Terrelle Pryor has switched his jersey number to No. 2 for the Raiders, and to explain this curious change, one can only assume that Pryor falls into one of the following categories:
1. He is not superstitious.
2. He is crazy.
Either way, Pryor, who had been No. 6 the last two years, is still associating himself with some rather dubious and unflattering company by embracing the loneliest number since the number one.
Three other players have officially worn No. 2 for the Silver and Black: punter Leo Araguz and two quarterbacks Raiders fans are trying so desperately hard to forget: Aaron Brooks and, you guessed it, JaMarcus Russell. You know you’re dealing with a depressing collection of players when Leo Araguz is the one of the bunch who least makes you want to punch a hole in the wall.
Just for reference, here are the stats for Brooks and Russell from when they were in Oakland. Raiders fans should avert their eyes:
8 starts, 1,105 passing yards, 3 TD, 8 INT, 57.3 percent passing, 61.7 rating, 0-8 team record
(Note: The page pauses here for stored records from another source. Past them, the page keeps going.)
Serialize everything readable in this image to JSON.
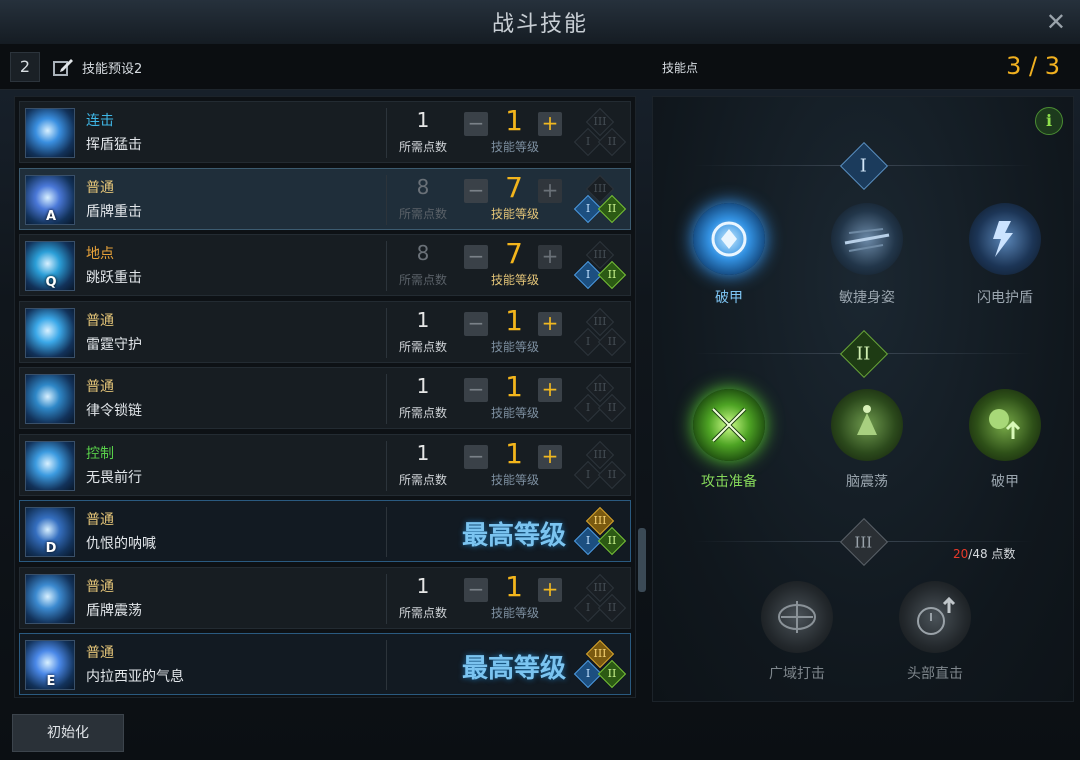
{
  "window": {
    "title": "战斗技能",
    "close_icon": "close-icon"
  },
  "preset": {
    "number": "2",
    "name": "技能预设2",
    "skill_points_label": "技能点",
    "skill_points_value": "3 / 3"
  },
  "labels": {
    "cost": "所需点数",
    "level": "技能等级",
    "max_level": "最高等级"
  },
  "skills": [
    {
      "type": "连击",
      "type_color": "#3fb6e6",
      "name": "挥盾猛击",
      "key": "",
      "cost": "1",
      "level": "1",
      "tripods": {
        "t": "off",
        "l": "off",
        "r": "off"
      }
    },
    {
      "type": "普通",
      "type_color": "#e3c478",
      "name": "盾牌重击",
      "key": "A",
      "cost": "8",
      "level": "7",
      "tripods": {
        "t": "off",
        "l": "on",
        "r": "on"
      }
    },
    {
      "type": "地点",
      "type_color": "#e8a23a",
      "name": "跳跃重击",
      "key": "Q",
      "cost": "8",
      "level": "7",
      "tripods": {
        "t": "off",
        "l": "on",
        "r": "on"
      }
    },
    {
      "type": "普通",
      "type_color": "#e3c478",
      "name": "雷霆守护",
      "key": "",
      "cost": "1",
      "level": "1",
      "tripods": {
        "t": "off",
        "l": "off",
        "r": "off"
      }
    },
    {
      "type": "普通",
      "type_color": "#e3c478",
      "name": "律令锁链",
      "key": "",
      "cost": "1",
      "level": "1",
      "tripods": {
        "t": "off",
        "l": "off",
        "r": "off"
      }
    },
    {
      "type": "控制",
      "type_color": "#59d04a",
      "name": "无畏前行",
      "key": "",
      "cost": "1",
      "level": "1",
      "tripods": {
        "t": "off",
        "l": "off",
        "r": "off"
      }
    },
    {
      "type": "普通",
      "type_color": "#e3c478",
      "name": "仇恨的呐喊",
      "key": "D",
      "max": true,
      "tripods": {
        "t": "on",
        "l": "on",
        "r": "on"
      }
    },
    {
      "type": "普通",
      "type_color": "#e3c478",
      "name": "盾牌震荡",
      "key": "",
      "cost": "1",
      "level": "1",
      "tripods": {
        "t": "off",
        "l": "off",
        "r": "off"
      }
    },
    {
      "type": "普通",
      "type_color": "#e3c478",
      "name": "内拉西亚的气息",
      "key": "E",
      "max": true,
      "tripods": {
        "t": "on",
        "l": "on",
        "r": "on"
      }
    }
  ],
  "reset_button": "初始化",
  "tripod_panel": {
    "tier1": {
      "numeral": "I",
      "options": [
        "破甲",
        "敏捷身姿",
        "闪电护盾"
      ]
    },
    "tier2": {
      "numeral": "II",
      "options": [
        "攻击准备",
        "脑震荡",
        "破甲"
      ]
    },
    "tier3": {
      "numeral": "III",
      "options": [
        "广域打击",
        "头部直击"
      ]
    },
    "points_current": "20",
    "points_text": "/48 点数"
  }
}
25 starts, 4,082 passing yards, 18 TD, 23 INT, 52.1 percent passing, 65.2 rating, 7-18 team record
This is the company Pryor now joins. He actually almost became part of it sooner but was deflected by then-Raiders coach Hue Jackson. No. 2 was the jersey Pryor wore and frequently autographed (allegedly!) during his three years at Ohio State. When he first joined the Raiders in 2011, Jackson asked what jersey number the quarterback wanted. Pryor responded with No. 2. Jackson, realizing the bad joo joo surrounding that number, more or less replied, “No. 6 it is!” And he’s donned that digit ever since. Here’s what Pryor said at the time:
“Coach won’t let me wear No. 2. Why? I don’t know,” Pryor said. “You tell me. I’m just going off what coach tells me.”
With Jackson long gone and the deuce currently available (Charles Woodson and Marquette King have split time wearing the number in various camps the last two seasons), Pryor, fate be damned, isn’t going to let anybody stop him from claiming it now.
But it will probably be a while before Pryor can prove or disprove whether No. 2 is the tiki idol of jersey numbers for Raiders quarterbacks. He’s still considered a project and likely won’t be named the starter. And, unless Matt Flynn royally poops the bed, Pryor won’t be called on to do much other than be a wrinkle in the offense for a couple plays a game this season. It’ll maybe buy him time to have a change in heart.